• [Work task]:
Please copy all of the records exactly, leaving nothing out.

Data records for software interfaces:
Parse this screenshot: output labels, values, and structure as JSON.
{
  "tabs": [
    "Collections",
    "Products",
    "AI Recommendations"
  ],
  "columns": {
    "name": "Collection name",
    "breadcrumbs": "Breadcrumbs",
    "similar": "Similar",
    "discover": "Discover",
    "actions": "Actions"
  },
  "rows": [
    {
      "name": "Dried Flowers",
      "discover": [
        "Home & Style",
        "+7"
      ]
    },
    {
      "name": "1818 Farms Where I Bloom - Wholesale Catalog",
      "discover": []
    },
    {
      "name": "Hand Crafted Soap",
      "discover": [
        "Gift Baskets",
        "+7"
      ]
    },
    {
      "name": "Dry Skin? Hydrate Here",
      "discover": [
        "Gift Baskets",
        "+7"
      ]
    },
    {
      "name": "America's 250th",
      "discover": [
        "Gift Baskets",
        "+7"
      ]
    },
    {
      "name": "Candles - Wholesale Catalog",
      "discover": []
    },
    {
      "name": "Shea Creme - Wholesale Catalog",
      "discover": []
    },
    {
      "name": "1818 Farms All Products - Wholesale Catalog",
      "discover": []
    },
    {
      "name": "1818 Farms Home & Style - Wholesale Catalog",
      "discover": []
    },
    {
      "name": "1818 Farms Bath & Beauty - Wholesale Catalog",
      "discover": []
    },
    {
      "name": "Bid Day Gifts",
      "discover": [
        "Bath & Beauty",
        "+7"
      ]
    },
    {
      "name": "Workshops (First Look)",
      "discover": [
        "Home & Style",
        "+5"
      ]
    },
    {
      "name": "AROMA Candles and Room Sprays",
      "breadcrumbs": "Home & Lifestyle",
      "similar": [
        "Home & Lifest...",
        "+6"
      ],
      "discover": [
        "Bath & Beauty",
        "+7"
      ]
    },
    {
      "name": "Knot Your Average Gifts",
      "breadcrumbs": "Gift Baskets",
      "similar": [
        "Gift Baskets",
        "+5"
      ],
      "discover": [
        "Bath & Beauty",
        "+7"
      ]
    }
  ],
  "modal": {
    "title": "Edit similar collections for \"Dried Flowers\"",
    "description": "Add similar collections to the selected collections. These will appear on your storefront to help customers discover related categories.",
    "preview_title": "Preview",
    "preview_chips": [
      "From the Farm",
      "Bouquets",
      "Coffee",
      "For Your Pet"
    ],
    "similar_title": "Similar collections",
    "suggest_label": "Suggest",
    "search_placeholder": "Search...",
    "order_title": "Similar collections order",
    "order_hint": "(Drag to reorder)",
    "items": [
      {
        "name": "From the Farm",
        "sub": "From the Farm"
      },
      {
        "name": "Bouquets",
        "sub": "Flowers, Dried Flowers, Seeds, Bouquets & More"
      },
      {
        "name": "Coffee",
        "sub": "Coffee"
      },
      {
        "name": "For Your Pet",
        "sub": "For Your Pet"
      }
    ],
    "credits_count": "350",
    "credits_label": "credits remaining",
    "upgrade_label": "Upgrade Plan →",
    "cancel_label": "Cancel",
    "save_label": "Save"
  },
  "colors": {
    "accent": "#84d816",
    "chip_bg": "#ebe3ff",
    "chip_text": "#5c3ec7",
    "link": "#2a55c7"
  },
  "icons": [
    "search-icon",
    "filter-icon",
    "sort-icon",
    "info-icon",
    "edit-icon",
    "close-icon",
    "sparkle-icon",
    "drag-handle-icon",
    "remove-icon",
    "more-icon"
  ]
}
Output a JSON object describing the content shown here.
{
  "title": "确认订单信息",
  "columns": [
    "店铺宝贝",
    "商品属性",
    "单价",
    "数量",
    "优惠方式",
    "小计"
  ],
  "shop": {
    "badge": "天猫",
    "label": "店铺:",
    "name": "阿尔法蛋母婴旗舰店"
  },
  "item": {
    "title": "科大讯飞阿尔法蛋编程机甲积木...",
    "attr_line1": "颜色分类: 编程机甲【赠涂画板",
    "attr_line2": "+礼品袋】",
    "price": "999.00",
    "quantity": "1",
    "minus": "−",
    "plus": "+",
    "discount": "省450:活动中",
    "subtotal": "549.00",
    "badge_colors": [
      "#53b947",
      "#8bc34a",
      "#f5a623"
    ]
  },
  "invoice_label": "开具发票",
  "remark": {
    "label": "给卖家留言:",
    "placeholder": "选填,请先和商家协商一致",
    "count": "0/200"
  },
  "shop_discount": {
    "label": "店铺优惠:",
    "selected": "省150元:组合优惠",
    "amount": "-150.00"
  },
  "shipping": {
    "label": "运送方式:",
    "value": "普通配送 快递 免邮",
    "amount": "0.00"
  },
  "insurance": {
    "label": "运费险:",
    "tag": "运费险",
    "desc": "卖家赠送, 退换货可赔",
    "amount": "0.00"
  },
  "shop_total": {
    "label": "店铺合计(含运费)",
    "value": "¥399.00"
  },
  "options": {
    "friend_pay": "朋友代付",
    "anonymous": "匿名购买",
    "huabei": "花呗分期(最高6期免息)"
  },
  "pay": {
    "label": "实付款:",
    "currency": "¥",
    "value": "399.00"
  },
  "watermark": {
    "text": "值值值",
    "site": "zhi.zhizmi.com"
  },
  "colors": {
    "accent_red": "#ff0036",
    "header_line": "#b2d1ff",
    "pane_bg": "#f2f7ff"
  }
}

• [Expected output]:
Parse this screenshot: output labels, values, and structure as JSON.
{
  "tabs": [
    "Collections",
    "Products",
    "AI Recommendations"
  ],
  "columns": {
    "name": "Collection name",
    "breadcrumbs": "Breadcrumbs",
    "similar": "Similar",
    "discover": "Discover",
    "actions": "Actions"
  },
  "rows": [
    {
      "name": "Dried Flowers",
      "discover": [
        "Home & Style",
        "+7"
      ]
    },
    {
      "name": "1818 Farms Where I Bloom - Wholesale Catalog",
      "discover": []
    },
    {
      "name": "Hand Crafted Soap",
      "discover": [
        "Gift Baskets",
        "+7"
      ]
    },
    {
      "name": "Dry Skin? Hydrate Here",
      "discover": [
        "Gift Baskets",
        "+7"
      ]
    },
    {
      "name": "America's 250th",
      "discover": [
        "Gift Baskets",
        "+7"
      ]
    },
    {
      "name": "Candles - Wholesale Catalog",
      "discover": []
    },
    {
      "name": "Shea Creme - Wholesale Catalog",
      "discover": []
    },
    {
      "name": "1818 Farms All Products - Wholesale Catalog",
      "discover": []
    },
    {
      "name": "1818 Farms Home & Style - Wholesale Catalog",
      "discover": []
    },
    {
      "name": "1818 Farms Bath & Beauty - Wholesale Catalog",
      "discover": []
    },
    {
      "name": "Bid Day Gifts",
      "discover": [
        "Bath & Beauty",
        "+7"
      ]
    },
    {
      "name": "Workshops (First Look)",
      "discover": [
        "Home & Style",
        "+5"
      ]
    },
    {
      "name": "AROMA Candles and Room Sprays",
      "breadcrumbs": "Home & Lifestyle",
      "similar": [
        "Home & Lifest...",
        "+6"
      ],
      "discover": [
        "Bath & Beauty",
        "+7"
      ]
    },
    {
      "name": "Knot Your Average Gifts",
      "breadcrumbs": "Gift Baskets",
      "similar": [
        "Gift Baskets",
        "+5"
      ],
      "discover": [
        "Bath & Beauty",
        "+7"
      ]
    }
  ],
  "modal": {
    "title": "Edit similar collections for \"Dried Flowers\"",
    "description": "Add similar collections to the selected collections. These will appear on your storefront to help customers discover related categories.",
    "preview_title": "Preview",
    "preview_chips": [
      "From the Farm",
      "Bouquets",
      "Coffee",
      "For Your Pet"
    ],
    "similar_title": "Similar collections",
    "suggest_label": "Suggest",
    "search_placeholder": "Search...",
    "order_title": "Similar collections order",
    "order_hint": "(Drag to reorder)",
    "items": [
      {
        "name": "From the Farm",
        "sub": "From the Farm"
      },
      {
        "name": "Bouquets",
        "sub": "Flowers, Dried Flowers, Seeds, Bouquets & More"
      },
      {
        "name": "Coffee",
        "sub": "Coffee"
      },
      {
        "name": "For Your Pet",
        "sub": "For Your Pet"
      }
    ],
    "credits_count": "350",
    "credits_label": "credits remaining",
    "upgrade_label": "Upgrade Plan →",
    "cancel_label": "Cancel",
    "save_label": "Save"
  },
  "colors": {
    "accent": "#84d816",
    "chip_bg": "#ebe3ff",
    "chip_text": "#5c3ec7",
    "link": "#2a55c7"
  },
  "icons": [
    "search-icon",
    "filter-icon",
    "sort-icon",
    "info-icon",
    "edit-icon",
    "close-icon",
    "sparkle-icon",
    "drag-handle-icon",
    "remove-icon",
    "more-icon"
  ]
}
Output a JSON object describing the content shown here.
{
  "title": "确认订单信息",
  "columns": [
    "店铺宝贝",
    "商品属性",
    "单价",
    "数量",
    "优惠方式",
    "小计"
  ],
  "shop": {
    "badge": "天猫",
    "label": "店铺:",
    "name": "阿尔法蛋母婴旗舰店"
  },
  "item": {
    "title": "科大讯飞阿尔法蛋编程机甲积木...",
    "attr_line1": "颜色分类: 编程机甲【赠涂画板",
    "attr_line2": "+礼品袋】",
    "price": "999.00",
    "quantity": "1",
    "minus": "−",
    "plus": "+",
    "discount": "省450:活动中",
    "subtotal": "549.00",
    "badge_colors": [
      "#53b947",
      "#8bc34a",
      "#f5a623"
    ]
  },
  "invoice_label": "开具发票",
  "remark": {
    "label": "给卖家留言:",
    "placeholder": "选填,请先和商家协商一致",
    "count": "0/200"
  },
  "shop_discount": {
    "label": "店铺优惠:",
    "selected": "省150元:组合优惠",
    "amount": "-150.00"
  },
  "shipping": {
    "label": "运送方式:",
    "value": "普通配送 快递 免邮",
    "amount": "0.00"
  },
  "insurance": {
    "label": "运费险:",
    "tag": "运费险",
    "desc": "卖家赠送, 退换货可赔",
    "amount": "0.00"
  },
  "shop_total": {
    "label": "店铺合计(含运费)",
    "value": "¥399.00"
  },
  "options": {
    "friend_pay": "朋友代付",
    "anonymous": "匿名购买",
    "huabei": "花呗分期(最高6期免息)"
  },
  "pay": {
    "label": "实付款:",
    "currency": "¥",
    "value": "399.00"
  },
  "watermark": {
    "text": "值值值",
    "site": "zhi.zhizmi.com"
  },
  "colors": {
    "accent_red": "#ff0036",
    "header_line": "#b2d1ff",
    "pane_bg": "#f2f7ff"
  }
}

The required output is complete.